'■>C^PT^Uiy' .



PORTRAIT AXD BIOGRAPmCAL RFXORD.



307



tion. Socially, he is a Thii-ty -second Degree
Mason, is an Odd Fellow, a Kninht of Pytbias,
a member of the Royal Arcanum and of the Grand
Army of the Republic. He has been a Representa-
tive to the Grand Lodge of the Independent Order
of Odd Fellows and Encampment, and was like-
wise associated with the Royal Arcanum.

In IStJC, Miss Roxie P. Walker and our subject
were united in marriage. The four children who
were born to them bear the respective names of
Craig "\V.. Cora W., Charles W. and Susan E. The
parents are devoted members of the Lutheran
Church, and are numbered among the substantial
residents of this city. Mr. Zearing has been the
incumbent of nearly all the prominent offices in
the city, and at one time was Trustee and Secretary
of the City Water-works during its construction,
was Gas Trustee for five years, Secretar}' of the
Agricultural Society for the same length of time,
and has always been in favor of every movement
which would advance the welfare of his city. He
was President of the Home Building and Loan As-
sociation and acted as Vice-president of the Citi-
zens' Buililing and Loan Association tor about
seven vears.






.^. OLSTOX L. DINE. ~SL D. The profession
(I! of a plivsician is one of the most impor-

^^' tant to which a man can devote his life,
if followed by a conscientious and honorable
man, and that Dr. Dine, of Minster, is such a
man cannot be gainsaid. The skill and t.ilent dis-
played in tlie practice of his profession have
brought happiness to many households, but his
cheerful countenance and kind encouragement
have also done much to bring about the conva-
lescence of his patients.

Dr. Dine. whn<e ixirtrait accompanies this sketch
of his life, wa^ biuii in Seneca County. Ohio, on
the 11th of February, l.-i,j8. Ilis parents. William
and Margaret (Kennedy) Dine, were natives of
the Kevstone State, wliere tliev remained until

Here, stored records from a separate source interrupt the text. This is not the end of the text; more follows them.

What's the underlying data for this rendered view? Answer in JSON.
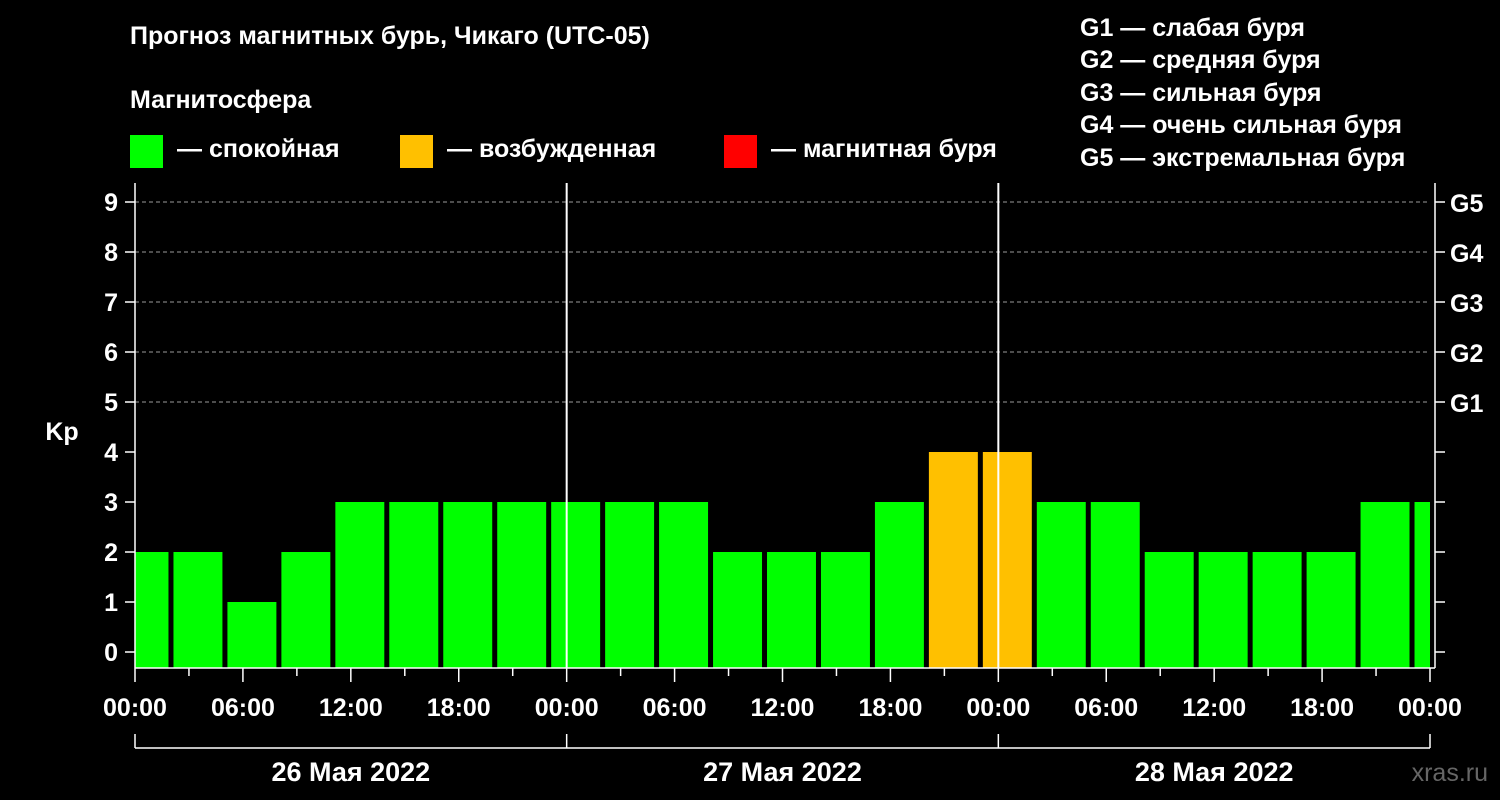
{
  "title": "Прогноз магнитных бурь, Чикаго (UTC-05)",
  "subtitle": "Магнитосфера",
  "legend": [
    {
      "label": "— спокойная",
      "color": "#00ff00"
    },
    {
      "label": "— возбужденная",
      "color": "#ffc000"
    },
    {
      "label": "— магнитная буря",
      "color": "#ff0000"
    }
  ],
  "g_scale": [
    "G1 — слабая буря",
    "G2 — средняя буря",
    "G3 — сильная буря",
    "G4 — очень сильная буря",
    "G5 — экстремальная буря"
  ],
  "brand": "xras.ru",
  "chart_data": {
    "type": "bar",
    "ylabel": "Kp",
    "ylim": [
      0,
      9
    ],
    "yticks": [
      0,
      1,
      2,
      3,
      4,
      5,
      6,
      7,
      8,
      9
    ],
    "right_ticks": [
      {
        "value": 5,
        "label": "G1"
      },
      {
        "value": 6,
        "label": "G2"
      },
      {
        "value": 7,
        "label": "G3"
      },
      {
        "value": 8,
        "label": "G4"
      },
      {
        "value": 9,
        "label": "G5"
      }
    ],
    "x_tick_labels": [
      "00:00",
      "06:00",
      "12:00",
      "18:00",
      "00:00",
      "06:00",
      "12:00",
      "18:00",
      "00:00",
      "06:00",
      "12:00",
      "18:00",
      "00:00"
    ],
    "days": [
      "26 Мая 2022",
      "27 Мая 2022",
      "28 Мая 2022"
    ],
    "interval_hours": 3,
    "first_bar_offset_hours": -1,
    "values": [
      2,
      2,
      1,
      2,
      3,
      3,
      3,
      3,
      3,
      3,
      3,
      2,
      2,
      2,
      3,
      4,
      4,
      3,
      3,
      2,
      2,
      2,
      2,
      3,
      3
    ],
    "thresholds": {
      "quiet_max": 3,
      "active_max": 4
    },
    "grid": true
  }
}
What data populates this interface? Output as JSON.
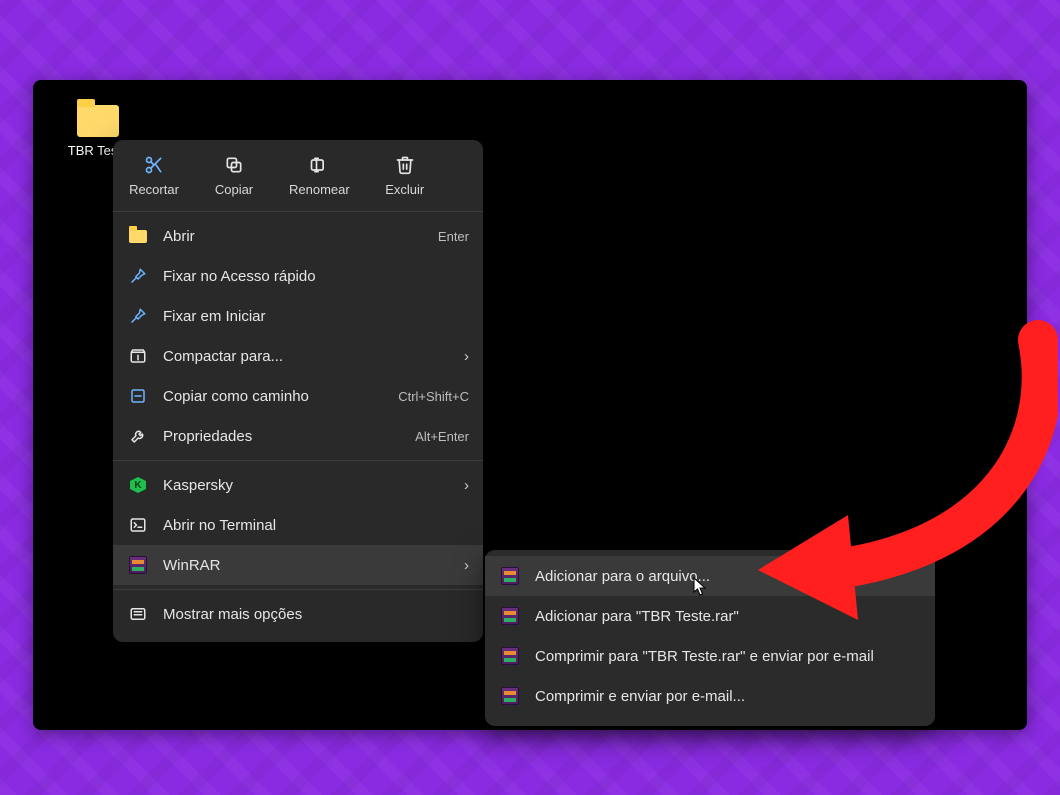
{
  "desktop": {
    "folder_label": "TBR Teste"
  },
  "context_menu": {
    "toolbar": {
      "cut": {
        "label": "Recortar"
      },
      "copy": {
        "label": "Copiar"
      },
      "rename": {
        "label": "Renomear"
      },
      "delete": {
        "label": "Excluir"
      }
    },
    "items": {
      "open": {
        "label": "Abrir",
        "shortcut": "Enter"
      },
      "pin_quick": {
        "label": "Fixar no Acesso rápido"
      },
      "pin_start": {
        "label": "Fixar em Iniciar"
      },
      "compress_to": {
        "label": "Compactar para..."
      },
      "copy_path": {
        "label": "Copiar como caminho",
        "shortcut": "Ctrl+Shift+C"
      },
      "properties": {
        "label": "Propriedades",
        "shortcut": "Alt+Enter"
      },
      "kaspersky": {
        "label": "Kaspersky"
      },
      "open_terminal": {
        "label": "Abrir no Terminal"
      },
      "winrar": {
        "label": "WinRAR"
      },
      "more": {
        "label": "Mostrar mais opções"
      }
    }
  },
  "winrar_submenu": {
    "add_to_archive": {
      "label": "Adicionar para o arquivo..."
    },
    "add_to_named": {
      "label": "Adicionar para \"TBR Teste.rar\""
    },
    "compress_email_named": {
      "label": "Comprimir para \"TBR Teste.rar\" e enviar por e-mail"
    },
    "compress_email": {
      "label": "Comprimir e enviar por e-mail..."
    }
  }
}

about 1850. From there they moved to Seneca
County, Ohio, and there the father followed his
trade, shoemaking, until about 1863, when he
moved to Mercer County, locating in Montezuma.
Five jears later, he sold out and removed to Nep-
tune, where he and his estimable wife reside at
the present time, he seventy-three and she seventv-
one years of age. Both have held membership in
the Jlethodist Episcopal Church for manv years.
Five of tlie thirteen children Iwrn to them are
now living, and Dr. C. L. is eighth in order of
birtli.

The early boyhood of our subject was spent in
the district school of Seneca County, and he sup-
plemented the knowledge thus gained bv two
tertns in the High School at Celina and in a priv-
ate school. At the early age of seventeen, he be-
gan wielding tlie ferrule and taught during the
winter seasons for nine years. While teachin"-,
he .also attended school between terms, and dur-
ing the year 1882, .and while teaching, he began
the study of medicine, his course of studj- cover-
ing about four years. In JMareh, 188(5, he was
graduated from the Ohio !Medicul College, at Cin-
cinnati, with high honors, and received a gold
medal for the best examination on diseases of the
eye. He also received a fine case of surgical in-
struments, a prize offered to the pei-son presentino-
the best paper on final examination. He re-
ceived this case out of a class of seventv-eio-ht
students. He located at Minster, Ohio, on the 1st
of April, 1886, and now has all the practice to
which he can possibly give his attention. The
Doctor stands high both in private and profes-
sional life, and all measures of morality, temper-
ance, education, and others of like nature, find in
him a strong advocate, and it may with truth be
said he is found among the foremost patrons in
any reliable, uplifting movement.

Mr. Dine has been twice married. On the 3d of
February, 1881, he married Mi.ss Elizabeth Harner.
who was born in Centre Township. Mercer Countv,
Ohio, where her parents resided for manv vears.
Her father, Michael Harner, was a soldier, and
died in the hospital at Nashville, Tenn. The mo-
ther died when comparatively a young woman.
Mrs. Dine received her final summons on tlie 7th



308



PORTRAIT AND BIOGRAPHICAL RECORD.



of Februai-y, 1889, nnd left the following chil-
dren: Lockie F., Poitiii F. and JIary I. On the
14th of January, 181)0. the Doctor took for his
second wife Miss Josepliine Herkenholf, a native
of Minster, Ohio, and two cliildren have blessed
this union: Frank ^V., born June 7, 1891, and
Marg.aret E., June 16, 1892.

The original of this notice is a member of the



Online LibraryW. O. AbsherPortrait and biographical record of Auglaize, Logan and Shelby Counties, Ohio : containing biographical sketches of prominent and representative citizens, together with biographies and portraits of all the Presidents of the United States → online text (page 34 of 76)